## Problem to solve:
Omitting all images, give the entries that follow again exactly as they read.

## Records for the task:
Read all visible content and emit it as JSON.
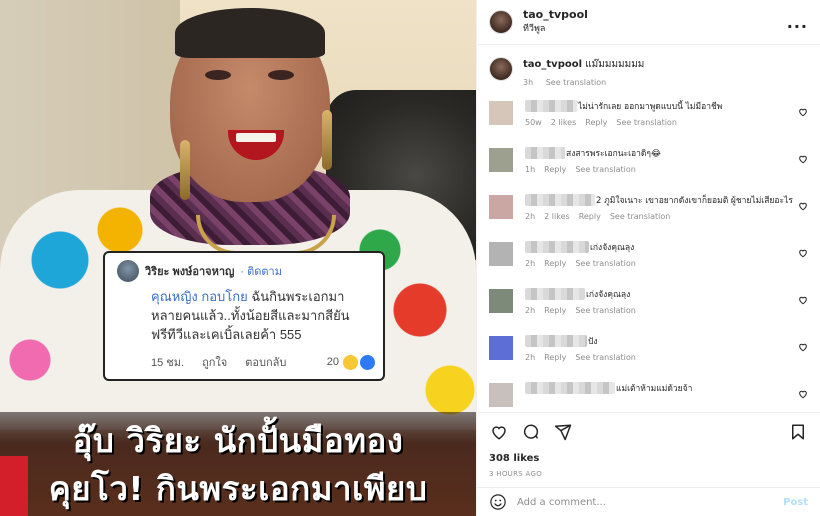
{
  "post": {
    "username": "tao_tvpool",
    "subtitle": "ทีวีพูล",
    "more": "...",
    "caption": {
      "username": "tao_tvpool",
      "text": "แม๊มมมมมมม",
      "time": "3h",
      "see_translation": "See translation"
    }
  },
  "image": {
    "card": {
      "name": "วิริยะ พงษ์อาจหาญ",
      "follow": "· ติดตาม",
      "tag": "คุณหญิง กอบโกย",
      "text_line1": " ฉันกินพระเอกมา",
      "text_line2": "หลายคนแล้ว..ทั้งน้อยสีและมากสียัน",
      "text_line3": "ฟรีทีวีและเคเบิ้ลเลยค้า 555",
      "time": "15 ชม.",
      "like": "ถูกใจ",
      "reply": "ตอบกลับ",
      "count": "20"
    },
    "headline1": "อุ๊บ วิริยะ นักปั้นมือทอง",
    "headline2": "คุยโว! กินพระเอกมาเพียบ"
  },
  "comments": [
    {
      "text": "ไม่น่ารักเลย ออกมาพูดแบบนี้ ไม่มีอาชีพ",
      "time": "50w",
      "likes": "2 likes",
      "reply": "Reply",
      "see_translation": "See translation",
      "avatar_color": "#d6c6b9"
    },
    {
      "text": "สงสารพระเอกนะเอาดิๆ😂",
      "time": "1h",
      "likes": "",
      "reply": "Reply",
      "see_translation": "See translation",
      "avatar_color": "#9da08f"
    },
    {
      "text": "2 ภูมิใจเนาะ เขาอยากดังเขาก็ยอมติ ผู้ชายไม่เสียอะไร",
      "time": "2h",
      "likes": "2 likes",
      "reply": "Reply",
      "see_translation": "See translation",
      "avatar_color": "#caa7a3"
    },
    {
      "text": "เก่งจังคุณลุง",
      "time": "2h",
      "likes": "",
      "reply": "Reply",
      "see_translation": "See translation",
      "avatar_color": "#b3b3b3"
    },
    {
      "text": "เก่งจังคุณลุง",
      "time": "2h",
      "likes": "",
      "reply": "Reply",
      "see_translation": "See translation",
      "avatar_color": "#7d8a79"
    },
    {
      "text": "ปัง",
      "time": "2h",
      "likes": "",
      "reply": "Reply",
      "see_translation": "See translation",
      "avatar_color": "#5d6fd6"
    },
    {
      "text": "แม่เต้าห้ามแม่ด้วยจ้า",
      "time": "",
      "likes": "",
      "reply": "",
      "see_translation": "",
      "avatar_color": "#c8c0bd"
    }
  ],
  "footer": {
    "likes": "308 likes",
    "date": "3 HOURS AGO",
    "add_comment_placeholder": "Add a comment...",
    "post_label": "Post"
  }
}
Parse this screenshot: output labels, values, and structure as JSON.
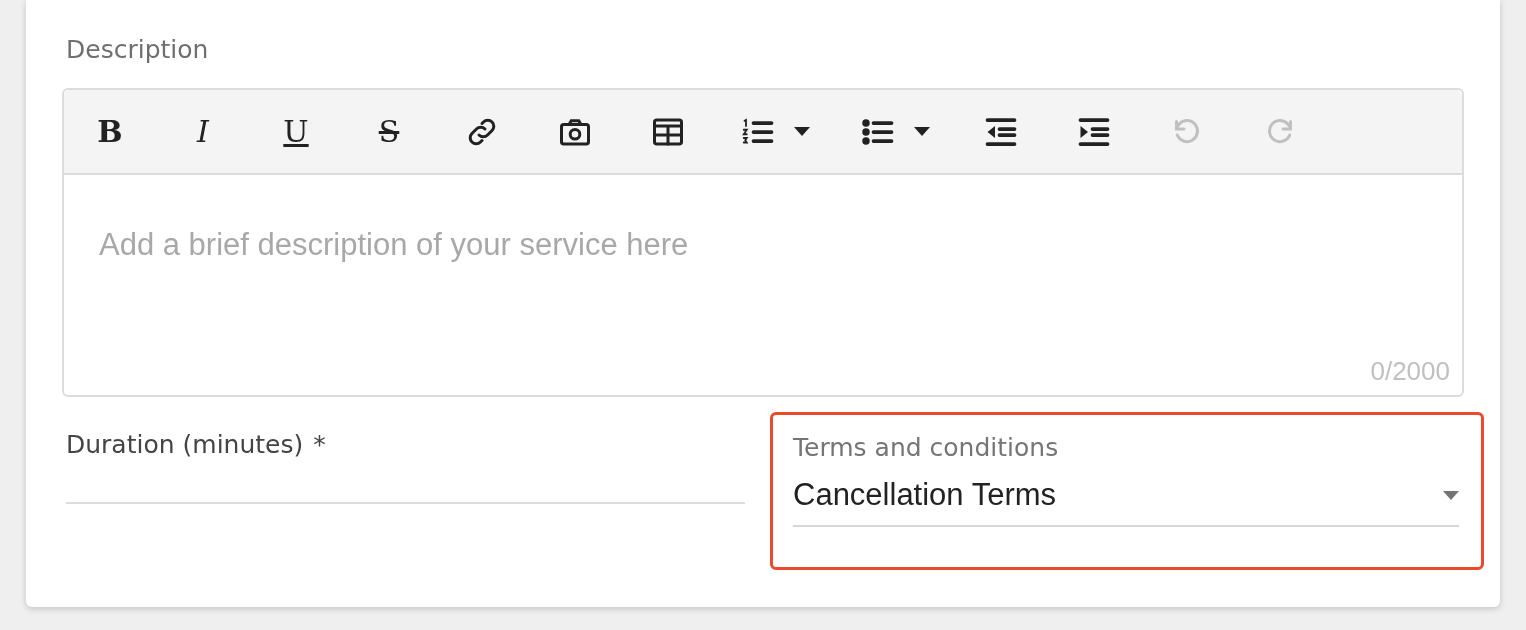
{
  "description": {
    "label": "Description",
    "toolbar": [
      {
        "kind": "bold",
        "label": "B",
        "disabled": false
      },
      {
        "kind": "italic",
        "label": "I",
        "disabled": false
      },
      {
        "kind": "underline",
        "label": "U",
        "disabled": false
      },
      {
        "kind": "strike",
        "label": "S",
        "disabled": false
      },
      {
        "kind": "link",
        "disabled": false
      },
      {
        "kind": "image",
        "disabled": false
      },
      {
        "kind": "table",
        "disabled": false
      },
      {
        "kind": "numbered-list",
        "disabled": false
      },
      {
        "kind": "bullet-list",
        "disabled": false
      },
      {
        "kind": "outdent",
        "disabled": false
      },
      {
        "kind": "indent",
        "disabled": false
      },
      {
        "kind": "undo",
        "disabled": true
      },
      {
        "kind": "redo",
        "disabled": true
      }
    ],
    "placeholder": "Add a brief description of your service here",
    "counter": "0/2000"
  },
  "duration": {
    "label": "Duration (minutes)",
    "required_mark": "*"
  },
  "terms": {
    "label": "Terms and conditions",
    "value": "Cancellation Terms",
    "highlighted": true
  }
}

## Exercise response:
Read all visible content and emit it as JSON.
{
  "post": {
    "username": "tao_tvpool",
    "subtitle": "ทีวีพูล",
    "more": "...",
    "caption": {
      "username": "tao_tvpool",
      "text": "แม๊มมมมมมม",
      "time": "3h",
      "see_translation": "See translation"
    }
  },
  "image": {
    "card": {
      "name": "วิริยะ พงษ์อาจหาญ",
      "follow": "· ติดตาม",
      "tag": "คุณหญิง กอบโกย",
      "text_line1": " ฉันกินพระเอกมา",
      "text_line2": "หลายคนแล้ว..ทั้งน้อยสีและมากสียัน",
      "text_line3": "ฟรีทีวีและเคเบิ้ลเลยค้า 555",
      "time": "15 ชม.",
      "like": "ถูกใจ",
      "reply": "ตอบกลับ",
      "count": "20"
    },
    "headline1": "อุ๊บ วิริยะ นักปั้นมือทอง",
    "headline2": "คุยโว! กินพระเอกมาเพียบ"
  },
  "comments": [
    {
      "text": "ไม่น่ารักเลย ออกมาพูดแบบนี้ ไม่มีอาชีพ",
      "time": "50w",
      "likes": "2 likes",
      "reply": "Reply",
      "see_translation": "See translation",
      "avatar_color": "#d6c6b9"
    },
    {
      "text": "สงสารพระเอกนะเอาดิๆ😂",
      "time": "1h",
      "likes": "",
      "reply": "Reply",
      "see_translation": "See translation",
      "avatar_color": "#9da08f"
    },
    {
      "text": "2 ภูมิใจเนาะ เขาอยากดังเขาก็ยอมติ ผู้ชายไม่เสียอะไร",
      "time": "2h",
      "likes": "2 likes",
      "reply": "Reply",
      "see_translation": "See translation",
      "avatar_color": "#caa7a3"
    },
    {
      "text": "เก่งจังคุณลุง",
      "time": "2h",
      "likes": "",
      "reply": "Reply",
      "see_translation": "See translation",
      "avatar_color": "#b3b3b3"
    },
    {
      "text": "เก่งจังคุณลุง",
      "time": "2h",
      "likes": "",
      "reply": "Reply",
      "see_translation": "See translation",
      "avatar_color": "#7d8a79"
    },
    {
      "text": "ปัง",
      "time": "2h",
      "likes": "",
      "reply": "Reply",
      "see_translation": "See translation",
      "avatar_color": "#5d6fd6"
    },
    {
      "text": "แม่เต้าห้ามแม่ด้วยจ้า",
      "time": "",
      "likes": "",
      "reply": "",
      "see_translation": "",
      "avatar_color": "#c8c0bd"
    }
  ],
  "footer": {
    "likes": "308 likes",
    "date": "3 HOURS AGO",
    "add_comment_placeholder": "Add a comment...",
    "post_label": "Post"
  }
}
Parse this screenshot: output labels, values, and structure as JSON.
{
  "description": {
    "label": "Description",
    "toolbar": [
      {
        "kind": "bold",
        "label": "B",
        "disabled": false
      },
      {
        "kind": "italic",
        "label": "I",
        "disabled": false
      },
      {
        "kind": "underline",
        "label": "U",
        "disabled": false
      },
      {
        "kind": "strike",
        "label": "S",
        "disabled": false
      },
      {
        "kind": "link",
        "disabled": false
      },
      {
        "kind": "image",
        "disabled": false
      },
      {
        "kind": "table",
        "disabled": false
      },
      {
        "kind": "numbered-list",
        "disabled": false
      },
      {
        "kind": "bullet-list",
        "disabled": false
      },
      {
        "kind": "outdent",
        "disabled": false
      },
      {
        "kind": "indent",
        "disabled": false
      },
      {
        "kind": "undo",
        "disabled": true
      },
      {
        "kind": "redo",
        "disabled": true
      }
    ],
    "placeholder": "Add a brief description of your service here",
    "counter": "0/2000"
  },
  "duration": {
    "label": "Duration (minutes)",
    "required_mark": "*"
  },
  "terms": {
    "label": "Terms and conditions",
    "value": "Cancellation Terms",
    "highlighted": true
  }
}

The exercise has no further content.